Problem description: Report each line of the records below that uses the word "content".

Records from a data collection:
......
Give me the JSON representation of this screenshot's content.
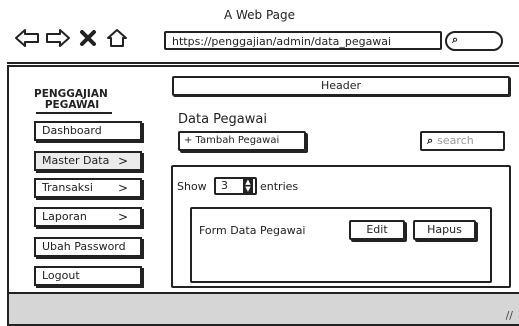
{
  "browser": {
    "title": "A Web Page",
    "url": "https://penggajian/admin/data_pegawai"
  },
  "sidebar": {
    "title_line1": "PENGGAJIAN",
    "title_line2": "PEGAWAI",
    "items": [
      {
        "label": "Dashboard",
        "chevron": ""
      },
      {
        "label": "Master Data",
        "chevron": ">"
      },
      {
        "label": "Transaksi",
        "chevron": ">"
      },
      {
        "label": "Laporan",
        "chevron": ">"
      },
      {
        "label": "Ubah Password",
        "chevron": ""
      },
      {
        "label": "Logout",
        "chevron": ""
      }
    ]
  },
  "header": {
    "label": "Header"
  },
  "content": {
    "title": "Data Pegawai",
    "add_label": "+ Tambah Pegawai",
    "search_placeholder": "search",
    "show_label": "Show",
    "entries_value": "3",
    "entries_label": "entries",
    "row_label": "Form Data Pegawai",
    "edit_label": "Edit",
    "delete_label": "Hapus"
  },
  "icons": {
    "back": "arrow-left-icon",
    "forward": "arrow-right-icon",
    "close": "close-icon",
    "home": "home-icon",
    "search": "search-icon"
  }
}
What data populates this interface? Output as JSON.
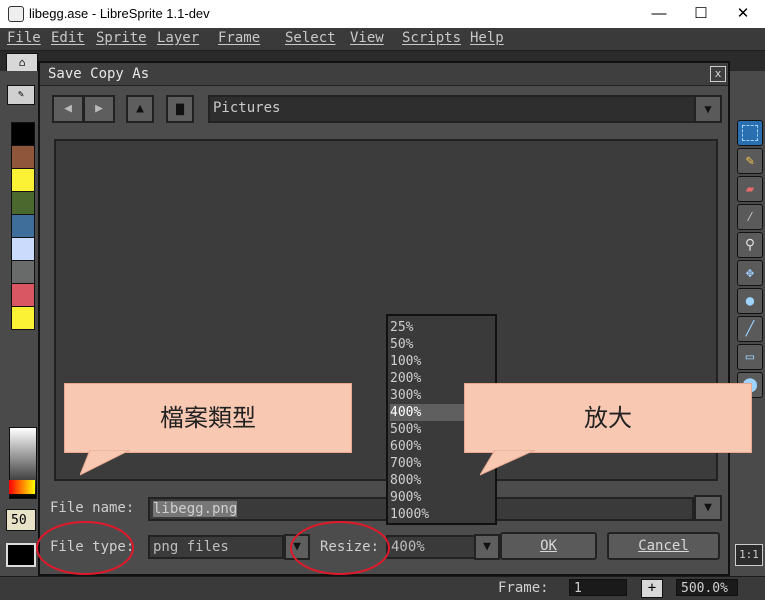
{
  "window": {
    "title": "libegg.ase - LibreSprite 1.1-dev",
    "minimize": "—",
    "maximize": "☐",
    "close": "✕"
  },
  "menu": [
    "File",
    "Edit",
    "Sprite",
    "Layer",
    "Frame",
    "Select",
    "View",
    "Scripts",
    "Help"
  ],
  "left_panel": {
    "zoom_partial": "50"
  },
  "palette_colors": [
    "#000000",
    "#8f563b",
    "#fbf236",
    "#4b692f",
    "#3f6e9a",
    "#cbdbfc",
    "#696a6a",
    "#d95763",
    "#fbf236"
  ],
  "dialog": {
    "title": "Save Copy As",
    "close_glyph": "x",
    "location": "Pictures",
    "file_name_label": "File name:",
    "file_name_value": "libegg.png",
    "file_type_label": "File type:",
    "file_type_value": "png files",
    "resize_label": "Resize:",
    "resize_value": "400%",
    "ok_label": "OK",
    "cancel_label": "Cancel",
    "resize_options": [
      "25%",
      "50%",
      "100%",
      "200%",
      "300%",
      "400%",
      "500%",
      "600%",
      "700%",
      "800%",
      "900%",
      "1000%"
    ],
    "resize_selected": "400%"
  },
  "annotations": {
    "file_type_callout": "檔案類型",
    "resize_callout": "放大",
    "annotation_color": "#e0192b",
    "callout_color": "#f8c8b3"
  },
  "status": {
    "frame_label": "Frame:",
    "frame_value": "1",
    "plus": "+",
    "zoom_value": "500.0%"
  },
  "right_panel": {
    "ratio_label": "1:1"
  }
}
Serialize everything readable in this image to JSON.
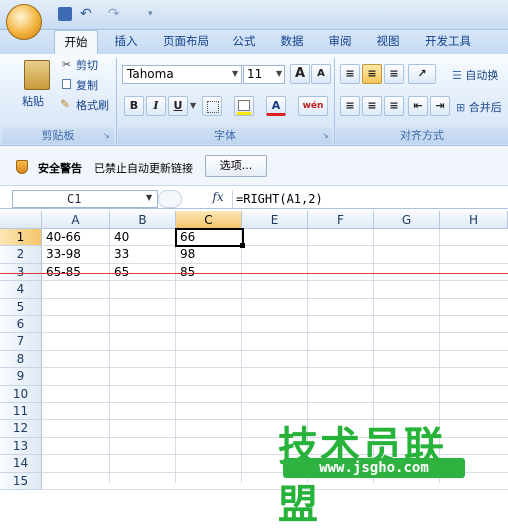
{
  "ribbon": {
    "tabs": [
      {
        "label": "开始",
        "active": true
      },
      {
        "label": "插入"
      },
      {
        "label": "页面布局"
      },
      {
        "label": "公式"
      },
      {
        "label": "数据"
      },
      {
        "label": "审阅"
      },
      {
        "label": "视图"
      },
      {
        "label": "开发工具"
      }
    ],
    "clipboard": {
      "paste": "粘贴",
      "cut": "剪切",
      "copy": "复制",
      "format_painter": "格式刷",
      "group_label": "剪贴板"
    },
    "font": {
      "family": "Tahoma",
      "size": "11",
      "bold": "B",
      "italic": "I",
      "underline": "U",
      "grow": "A",
      "shrink": "A",
      "font_color_letter": "A",
      "phonetic": "wén",
      "group_label": "字体"
    },
    "alignment": {
      "wrap_text": "自动换",
      "merge": "合并后",
      "group_label": "对齐方式"
    }
  },
  "security_bar": {
    "title": "安全警告",
    "message": "已禁止自动更新链接",
    "options_button": "选项..."
  },
  "formula_bar": {
    "name_box": "C1",
    "fx": "fx",
    "formula": "=RIGHT(A1,2)"
  },
  "sheet": {
    "columns": [
      "A",
      "B",
      "C",
      "E",
      "F",
      "G",
      "H"
    ],
    "selected_column": "C",
    "selected_row": "1",
    "row_numbers": [
      "1",
      "2",
      "3",
      "4",
      "5",
      "6",
      "7",
      "8",
      "9",
      "10",
      "11",
      "12",
      "13",
      "14",
      "15"
    ],
    "rows": [
      {
        "A": "40-66",
        "B": "40",
        "C": "66"
      },
      {
        "A": "33-98",
        "B": "33",
        "C": "98"
      },
      {
        "A": "65-85",
        "B": "65",
        "C": "85"
      }
    ]
  },
  "watermark": {
    "brand": "技术员联盟",
    "url": "www.jsgho.com"
  },
  "colors": {
    "accent": "#15428b",
    "selection_header": "#f4c46a",
    "red_line": "#e0393a",
    "watermark": "#27b23a"
  }
}
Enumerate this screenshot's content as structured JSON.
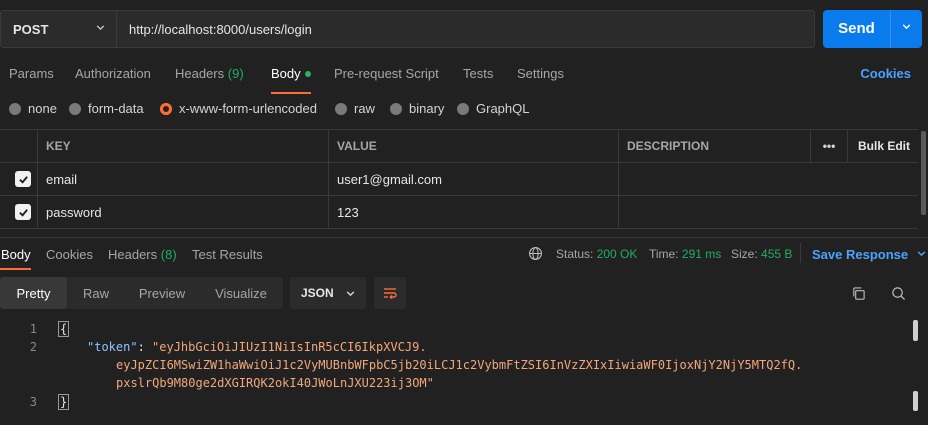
{
  "request": {
    "method": "POST",
    "url": "http://localhost:8000/users/login",
    "send_label": "Send"
  },
  "request_tabs": {
    "params": "Params",
    "authorization": "Authorization",
    "headers": "Headers",
    "headers_count": "(9)",
    "body": "Body",
    "prerequest": "Pre-request Script",
    "tests": "Tests",
    "settings": "Settings",
    "cookies": "Cookies"
  },
  "body_types": {
    "none": "none",
    "form_data": "form-data",
    "urlencoded": "x-www-form-urlencoded",
    "raw": "raw",
    "binary": "binary",
    "graphql": "GraphQL",
    "selected": "x-www-form-urlencoded"
  },
  "params_table": {
    "headers": {
      "key": "KEY",
      "value": "VALUE",
      "description": "DESCRIPTION",
      "more": "•••",
      "bulk_edit": "Bulk Edit"
    },
    "rows": [
      {
        "key": "email",
        "value": "user1@gmail.com",
        "checked": true
      },
      {
        "key": "password",
        "value": "123",
        "checked": true
      }
    ]
  },
  "response_tabs": {
    "body": "Body",
    "cookies": "Cookies",
    "headers": "Headers",
    "headers_count": "(8)",
    "test_results": "Test Results"
  },
  "response_meta": {
    "status_label": "Status:",
    "status_value": "200 OK",
    "time_label": "Time:",
    "time_value": "291 ms",
    "size_label": "Size:",
    "size_value": "455 B",
    "save_response": "Save Response"
  },
  "view_modes": {
    "pretty": "Pretty",
    "raw": "Raw",
    "preview": "Preview",
    "visualize": "Visualize",
    "format": "JSON"
  },
  "response_body": {
    "line_numbers": [
      "1",
      "2",
      "3"
    ],
    "open_brace": "{",
    "close_brace": "}",
    "token_key": "\"token\"",
    "colon": ": ",
    "token_line_1": "\"eyJhbGciOiJIUzI1NiIsInR5cCI6IkpXVCJ9.",
    "token_line_2": "eyJpZCI6MSwiZW1haWwiOiJ1c2VyMUBnbWFpbC5jb20iLCJ1c2VybmFtZSI6InVzZXIxIiwiaWF0IjoxNjY2NjY5MTQ2fQ.",
    "token_line_3": "pxslrQb9M80ge2dXGIRQK2okI40JWoLnJXU223ij3OM\""
  },
  "colors": {
    "accent": "#ff6c37",
    "send": "#097bed",
    "link": "#4aa3ff",
    "success": "#1fae62"
  }
}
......
Worked solution:
Give me the JSON representation of this screenshot's content.
  "content": {
Enumerate this screenshot's content as structured JSON.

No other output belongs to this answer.